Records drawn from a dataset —
=-=-=

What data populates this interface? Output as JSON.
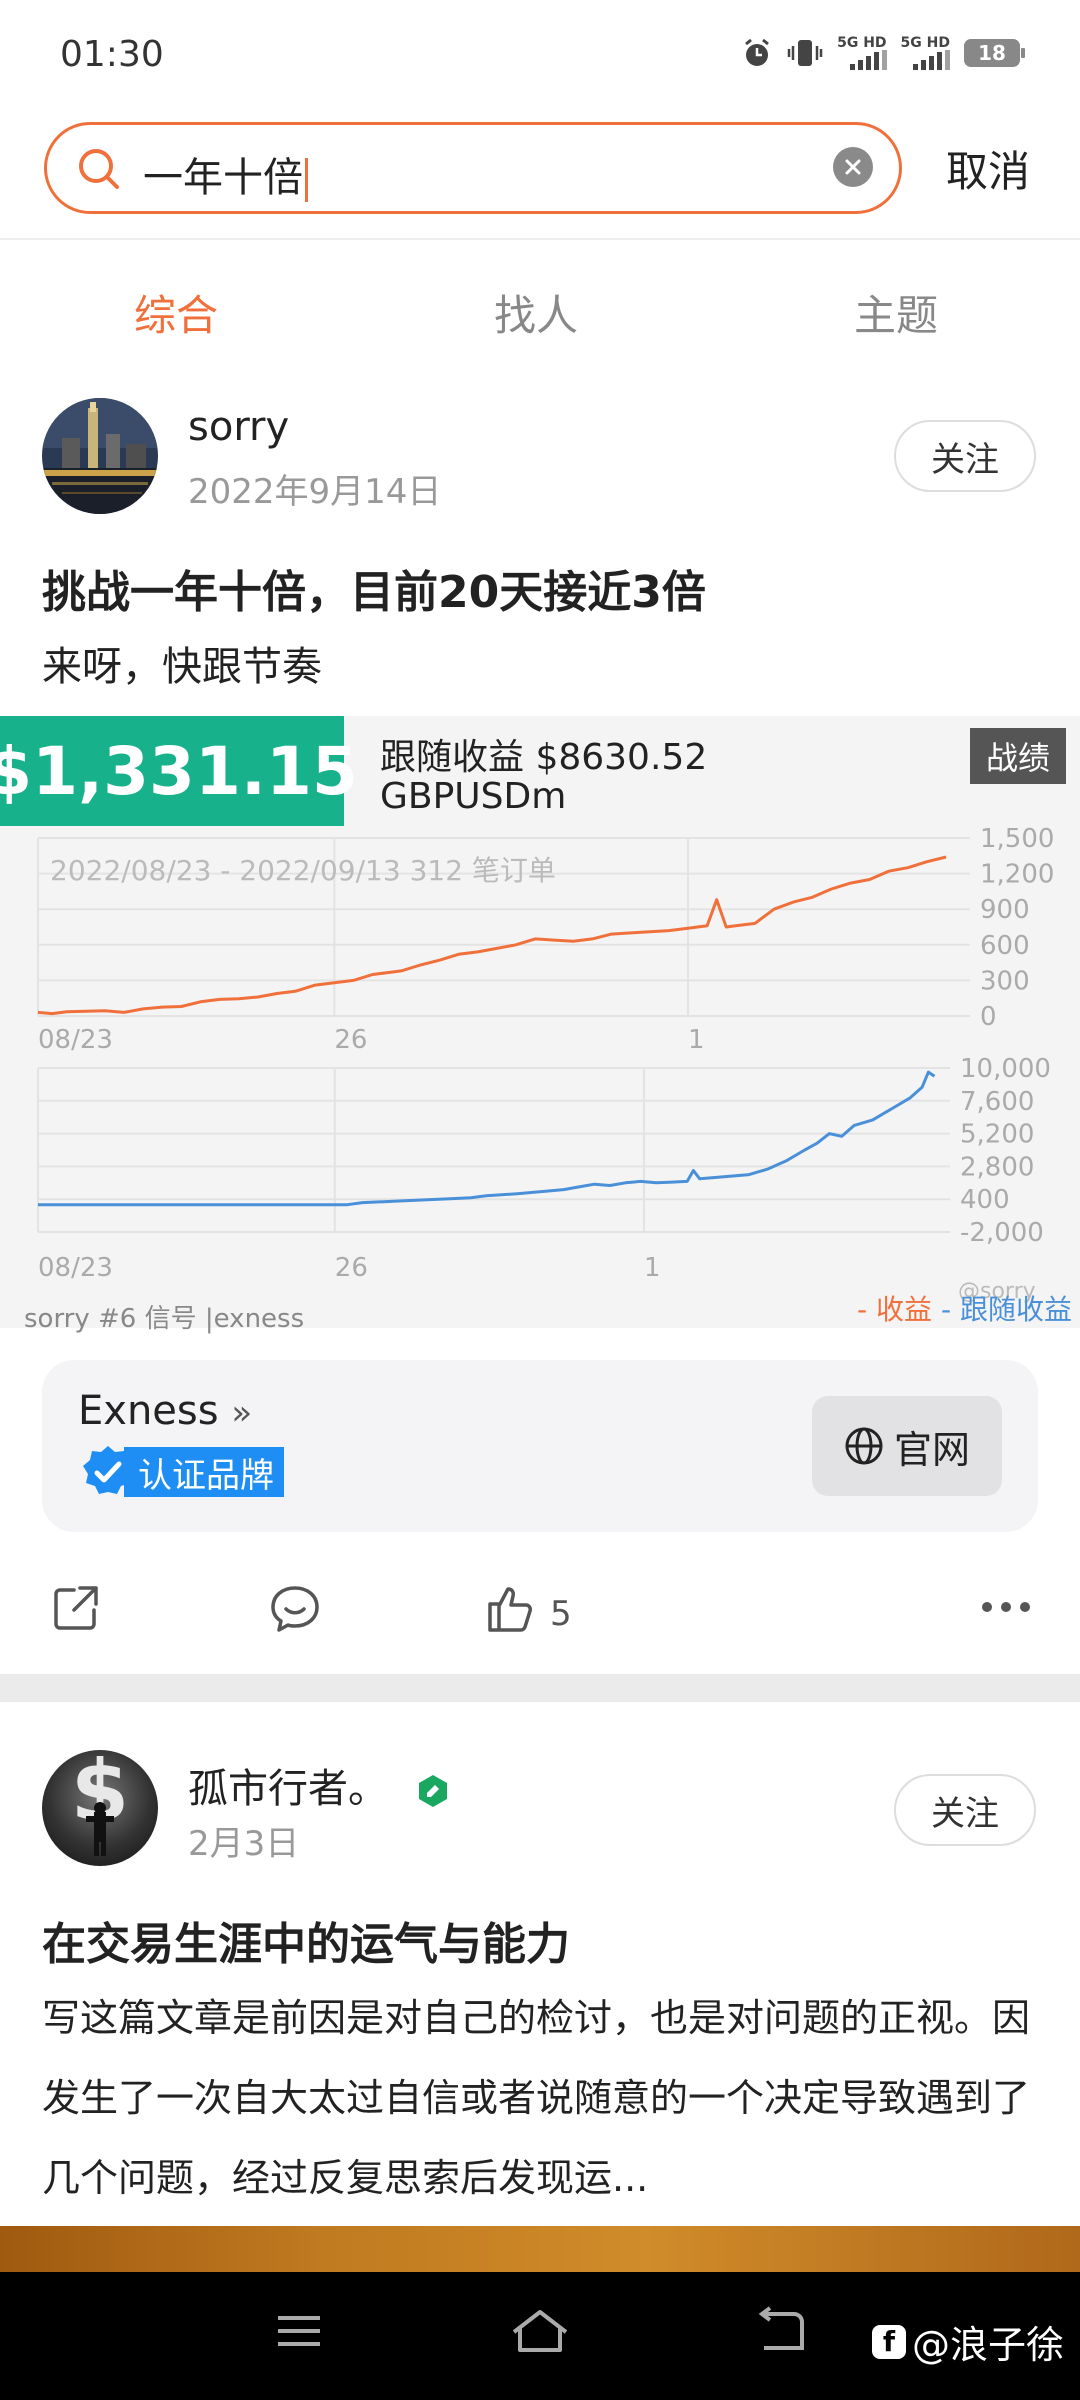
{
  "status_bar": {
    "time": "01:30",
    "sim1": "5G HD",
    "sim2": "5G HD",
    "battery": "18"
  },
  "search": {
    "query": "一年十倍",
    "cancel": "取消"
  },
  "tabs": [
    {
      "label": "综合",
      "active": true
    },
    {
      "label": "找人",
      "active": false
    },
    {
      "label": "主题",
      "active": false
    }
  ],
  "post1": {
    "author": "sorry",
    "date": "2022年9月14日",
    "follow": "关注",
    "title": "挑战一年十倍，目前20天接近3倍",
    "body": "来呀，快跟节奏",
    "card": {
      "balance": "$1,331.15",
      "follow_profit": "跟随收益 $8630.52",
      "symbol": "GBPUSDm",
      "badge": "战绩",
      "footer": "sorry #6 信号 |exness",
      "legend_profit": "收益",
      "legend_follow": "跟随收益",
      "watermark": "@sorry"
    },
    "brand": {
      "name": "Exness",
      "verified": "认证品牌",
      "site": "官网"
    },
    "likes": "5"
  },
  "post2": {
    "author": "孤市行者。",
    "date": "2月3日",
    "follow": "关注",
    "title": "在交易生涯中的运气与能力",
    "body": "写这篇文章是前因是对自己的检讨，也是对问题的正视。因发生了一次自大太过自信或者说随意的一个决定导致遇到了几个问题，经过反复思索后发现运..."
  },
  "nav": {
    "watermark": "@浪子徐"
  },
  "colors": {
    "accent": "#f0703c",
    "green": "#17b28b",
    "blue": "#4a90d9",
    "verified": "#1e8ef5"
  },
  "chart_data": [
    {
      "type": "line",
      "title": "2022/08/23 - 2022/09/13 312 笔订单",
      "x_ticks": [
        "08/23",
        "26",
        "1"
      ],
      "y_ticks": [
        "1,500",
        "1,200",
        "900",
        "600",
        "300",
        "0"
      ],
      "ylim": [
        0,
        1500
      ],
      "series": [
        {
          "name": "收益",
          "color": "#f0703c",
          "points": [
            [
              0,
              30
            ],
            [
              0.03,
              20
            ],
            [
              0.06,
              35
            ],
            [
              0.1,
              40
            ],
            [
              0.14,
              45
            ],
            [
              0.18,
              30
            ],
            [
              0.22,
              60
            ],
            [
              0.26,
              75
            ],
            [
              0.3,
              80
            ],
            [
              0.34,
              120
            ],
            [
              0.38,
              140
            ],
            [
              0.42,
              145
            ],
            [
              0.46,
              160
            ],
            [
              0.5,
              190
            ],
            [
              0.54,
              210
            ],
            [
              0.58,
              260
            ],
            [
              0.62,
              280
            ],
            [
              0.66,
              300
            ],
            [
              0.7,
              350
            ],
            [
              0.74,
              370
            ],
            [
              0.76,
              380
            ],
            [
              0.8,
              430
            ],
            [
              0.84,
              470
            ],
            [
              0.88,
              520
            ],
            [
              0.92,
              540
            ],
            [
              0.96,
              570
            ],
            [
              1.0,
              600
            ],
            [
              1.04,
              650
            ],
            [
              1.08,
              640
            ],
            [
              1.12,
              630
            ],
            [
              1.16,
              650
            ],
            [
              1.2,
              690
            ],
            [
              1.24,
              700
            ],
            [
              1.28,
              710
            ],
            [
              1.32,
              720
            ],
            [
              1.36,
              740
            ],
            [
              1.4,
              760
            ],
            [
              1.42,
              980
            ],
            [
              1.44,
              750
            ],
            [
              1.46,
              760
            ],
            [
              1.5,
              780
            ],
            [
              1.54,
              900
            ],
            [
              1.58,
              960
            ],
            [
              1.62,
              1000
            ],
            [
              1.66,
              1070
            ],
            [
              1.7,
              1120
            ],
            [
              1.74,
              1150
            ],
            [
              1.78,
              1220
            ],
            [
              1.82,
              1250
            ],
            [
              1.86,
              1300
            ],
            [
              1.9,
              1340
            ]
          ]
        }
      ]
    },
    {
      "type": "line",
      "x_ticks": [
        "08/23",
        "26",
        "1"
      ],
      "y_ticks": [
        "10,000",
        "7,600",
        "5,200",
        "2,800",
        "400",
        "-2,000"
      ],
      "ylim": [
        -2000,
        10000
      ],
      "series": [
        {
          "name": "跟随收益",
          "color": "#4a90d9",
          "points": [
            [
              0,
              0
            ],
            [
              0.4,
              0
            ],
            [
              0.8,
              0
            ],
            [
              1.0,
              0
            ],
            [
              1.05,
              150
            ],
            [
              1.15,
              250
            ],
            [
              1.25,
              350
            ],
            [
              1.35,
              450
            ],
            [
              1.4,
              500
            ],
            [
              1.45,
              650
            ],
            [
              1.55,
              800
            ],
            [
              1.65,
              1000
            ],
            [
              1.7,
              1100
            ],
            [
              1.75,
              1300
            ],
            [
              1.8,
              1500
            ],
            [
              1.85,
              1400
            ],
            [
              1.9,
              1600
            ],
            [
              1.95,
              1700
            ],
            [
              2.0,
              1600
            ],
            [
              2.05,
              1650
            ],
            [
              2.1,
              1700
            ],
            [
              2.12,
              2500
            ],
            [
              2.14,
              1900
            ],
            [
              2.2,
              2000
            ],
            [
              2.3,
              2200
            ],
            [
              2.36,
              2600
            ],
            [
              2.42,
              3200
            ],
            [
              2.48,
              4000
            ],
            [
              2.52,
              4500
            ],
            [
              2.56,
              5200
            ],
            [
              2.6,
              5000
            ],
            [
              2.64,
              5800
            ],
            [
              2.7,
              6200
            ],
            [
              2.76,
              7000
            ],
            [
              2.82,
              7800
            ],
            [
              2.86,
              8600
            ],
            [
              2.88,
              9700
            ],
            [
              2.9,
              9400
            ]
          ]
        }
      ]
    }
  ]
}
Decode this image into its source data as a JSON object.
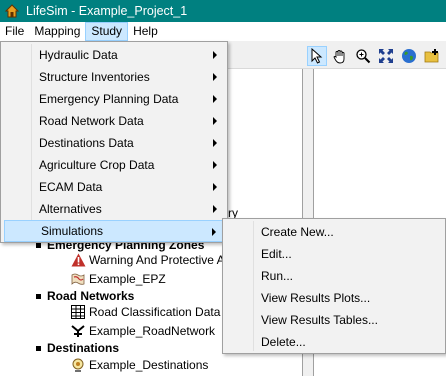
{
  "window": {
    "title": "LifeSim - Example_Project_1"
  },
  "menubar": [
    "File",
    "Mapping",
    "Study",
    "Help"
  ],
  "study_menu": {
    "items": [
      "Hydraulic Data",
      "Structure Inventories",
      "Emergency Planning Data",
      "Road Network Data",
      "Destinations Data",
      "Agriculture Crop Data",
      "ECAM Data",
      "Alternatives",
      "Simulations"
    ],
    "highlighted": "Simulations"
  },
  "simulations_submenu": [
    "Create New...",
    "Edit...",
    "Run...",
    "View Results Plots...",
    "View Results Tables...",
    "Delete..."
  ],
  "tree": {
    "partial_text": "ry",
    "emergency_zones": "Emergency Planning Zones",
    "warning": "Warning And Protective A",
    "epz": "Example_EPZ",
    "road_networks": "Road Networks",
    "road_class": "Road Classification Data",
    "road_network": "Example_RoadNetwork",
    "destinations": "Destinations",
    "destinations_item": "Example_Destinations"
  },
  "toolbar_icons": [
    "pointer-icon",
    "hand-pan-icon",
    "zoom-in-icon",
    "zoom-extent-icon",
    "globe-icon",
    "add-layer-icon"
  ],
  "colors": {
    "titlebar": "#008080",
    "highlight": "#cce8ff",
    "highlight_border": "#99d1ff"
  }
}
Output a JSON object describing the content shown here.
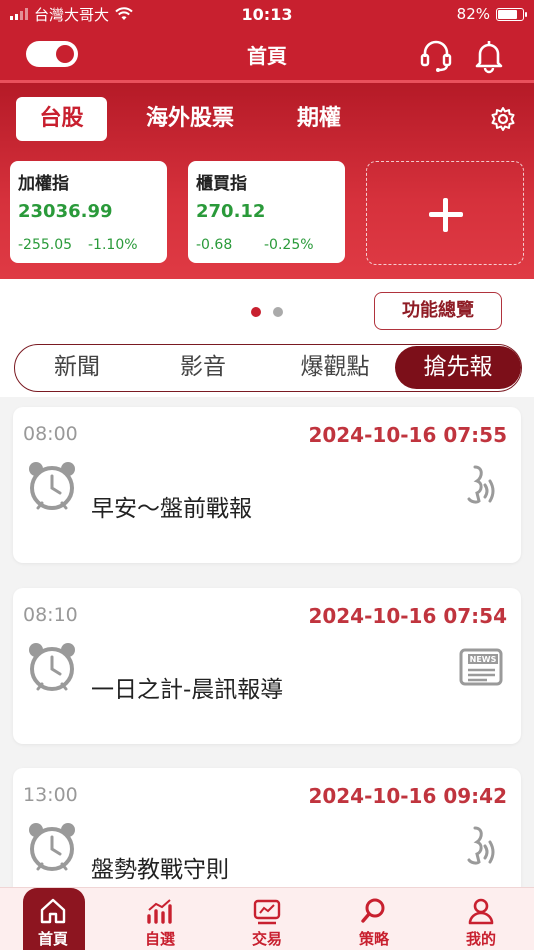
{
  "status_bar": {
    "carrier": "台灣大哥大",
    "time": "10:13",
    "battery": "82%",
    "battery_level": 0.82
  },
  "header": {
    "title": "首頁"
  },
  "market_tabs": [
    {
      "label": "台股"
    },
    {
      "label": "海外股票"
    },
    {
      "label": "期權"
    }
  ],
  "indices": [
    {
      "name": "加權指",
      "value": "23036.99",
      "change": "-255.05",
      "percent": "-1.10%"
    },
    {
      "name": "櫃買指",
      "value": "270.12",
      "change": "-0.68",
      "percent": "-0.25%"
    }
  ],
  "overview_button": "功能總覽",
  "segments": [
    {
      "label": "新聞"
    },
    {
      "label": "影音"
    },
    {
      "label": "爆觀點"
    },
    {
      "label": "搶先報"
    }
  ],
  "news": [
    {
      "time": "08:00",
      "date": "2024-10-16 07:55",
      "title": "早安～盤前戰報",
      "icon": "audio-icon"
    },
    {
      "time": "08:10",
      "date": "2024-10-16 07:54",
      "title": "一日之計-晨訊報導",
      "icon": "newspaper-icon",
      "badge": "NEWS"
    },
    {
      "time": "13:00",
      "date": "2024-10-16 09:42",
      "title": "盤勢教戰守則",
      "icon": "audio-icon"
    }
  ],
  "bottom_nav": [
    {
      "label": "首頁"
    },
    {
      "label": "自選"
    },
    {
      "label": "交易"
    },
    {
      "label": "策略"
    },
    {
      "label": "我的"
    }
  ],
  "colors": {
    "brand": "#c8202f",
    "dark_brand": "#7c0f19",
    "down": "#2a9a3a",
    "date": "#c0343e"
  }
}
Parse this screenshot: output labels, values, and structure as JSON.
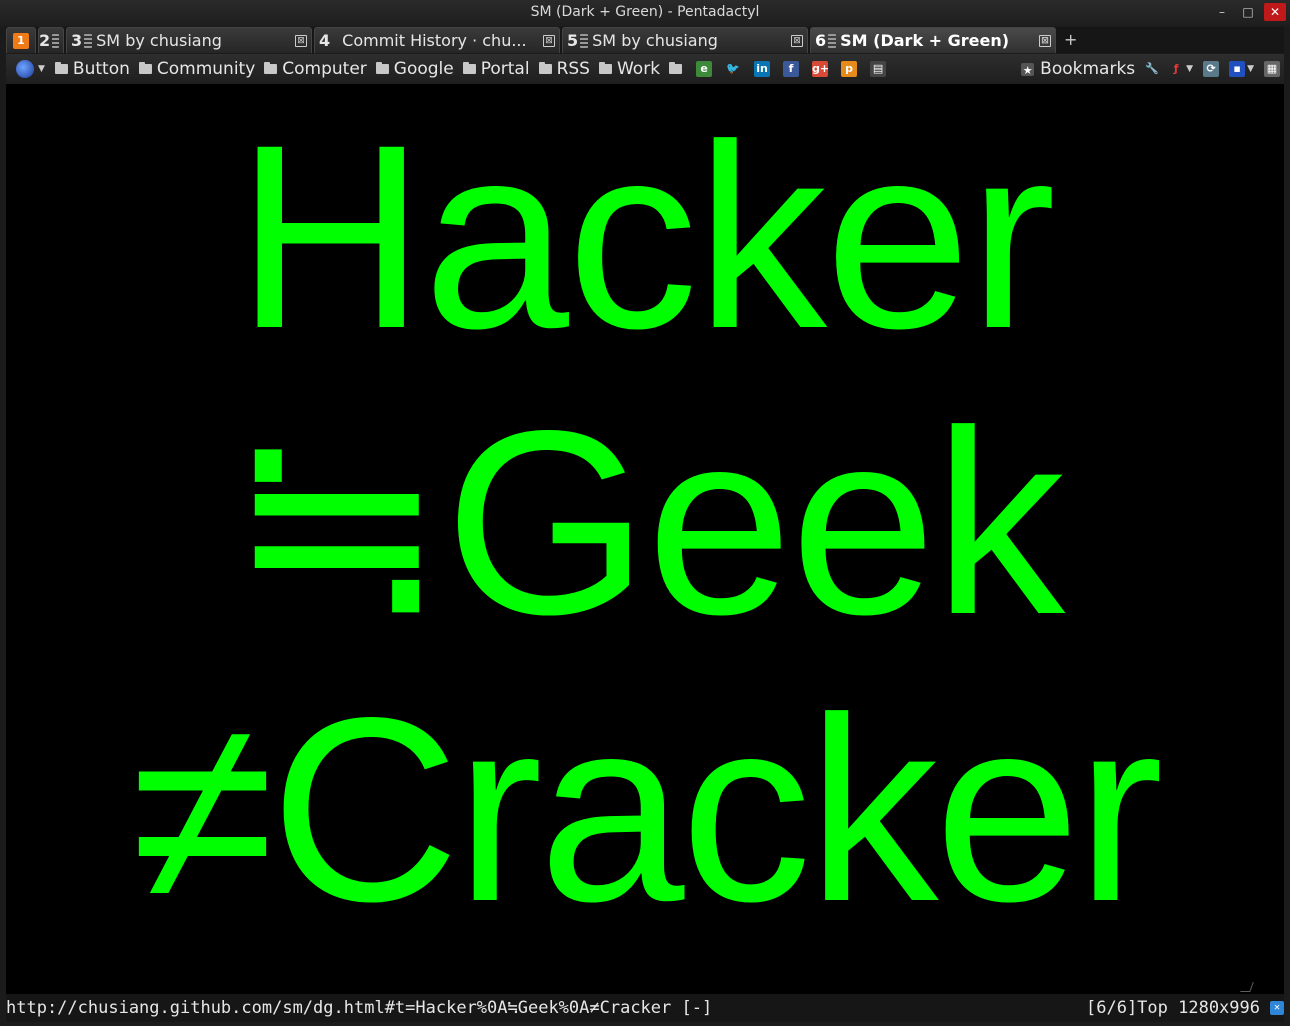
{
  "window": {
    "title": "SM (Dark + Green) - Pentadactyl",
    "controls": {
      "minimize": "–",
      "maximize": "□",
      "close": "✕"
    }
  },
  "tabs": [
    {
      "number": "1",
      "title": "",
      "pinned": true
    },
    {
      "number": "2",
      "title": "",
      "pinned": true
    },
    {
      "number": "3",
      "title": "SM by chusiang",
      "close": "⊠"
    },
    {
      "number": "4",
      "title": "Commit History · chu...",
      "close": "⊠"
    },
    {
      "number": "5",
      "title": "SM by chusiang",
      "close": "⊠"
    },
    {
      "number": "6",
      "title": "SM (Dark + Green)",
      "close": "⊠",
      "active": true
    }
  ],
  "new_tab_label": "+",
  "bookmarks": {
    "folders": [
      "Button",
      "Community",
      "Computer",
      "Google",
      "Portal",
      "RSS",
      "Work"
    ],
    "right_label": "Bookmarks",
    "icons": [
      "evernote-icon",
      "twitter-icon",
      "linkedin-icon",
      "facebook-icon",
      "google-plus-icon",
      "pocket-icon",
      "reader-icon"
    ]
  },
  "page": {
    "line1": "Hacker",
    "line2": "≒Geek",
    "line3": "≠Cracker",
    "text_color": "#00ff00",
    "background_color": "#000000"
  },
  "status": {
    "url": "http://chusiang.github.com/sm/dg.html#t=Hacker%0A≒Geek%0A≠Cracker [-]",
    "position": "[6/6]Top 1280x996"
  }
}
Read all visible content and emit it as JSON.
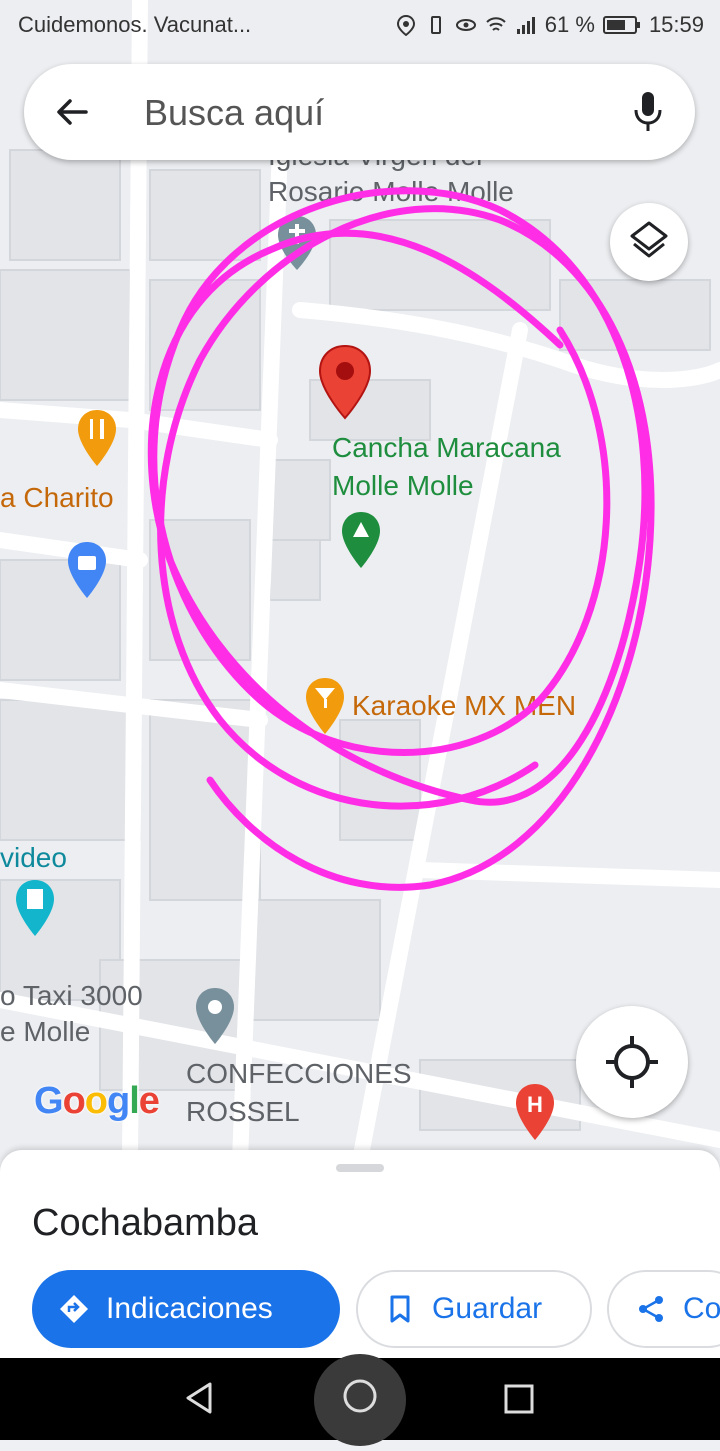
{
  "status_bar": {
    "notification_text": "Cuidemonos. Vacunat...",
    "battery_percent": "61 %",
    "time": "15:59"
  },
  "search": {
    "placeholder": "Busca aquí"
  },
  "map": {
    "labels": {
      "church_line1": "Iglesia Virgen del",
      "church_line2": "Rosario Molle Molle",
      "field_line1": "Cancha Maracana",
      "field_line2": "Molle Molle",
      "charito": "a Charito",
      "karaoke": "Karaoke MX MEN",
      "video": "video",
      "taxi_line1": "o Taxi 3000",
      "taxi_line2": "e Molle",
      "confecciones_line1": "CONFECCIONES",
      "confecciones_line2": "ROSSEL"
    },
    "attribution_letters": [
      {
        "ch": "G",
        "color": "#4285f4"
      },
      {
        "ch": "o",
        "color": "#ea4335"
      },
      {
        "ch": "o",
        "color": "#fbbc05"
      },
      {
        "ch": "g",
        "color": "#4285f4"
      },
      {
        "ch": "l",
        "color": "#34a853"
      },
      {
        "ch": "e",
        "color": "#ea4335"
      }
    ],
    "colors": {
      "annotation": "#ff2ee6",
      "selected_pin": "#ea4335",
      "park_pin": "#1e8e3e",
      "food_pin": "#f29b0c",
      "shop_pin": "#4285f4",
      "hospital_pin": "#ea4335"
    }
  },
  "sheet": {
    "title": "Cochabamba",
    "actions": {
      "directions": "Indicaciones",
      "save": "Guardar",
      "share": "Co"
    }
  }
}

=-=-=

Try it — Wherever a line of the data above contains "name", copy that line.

Exercise answer —
      "name": "Exness",
          "name": "收益",
          "name": "跟随收益",
      "name": "加權指",
      "name": "櫃買指",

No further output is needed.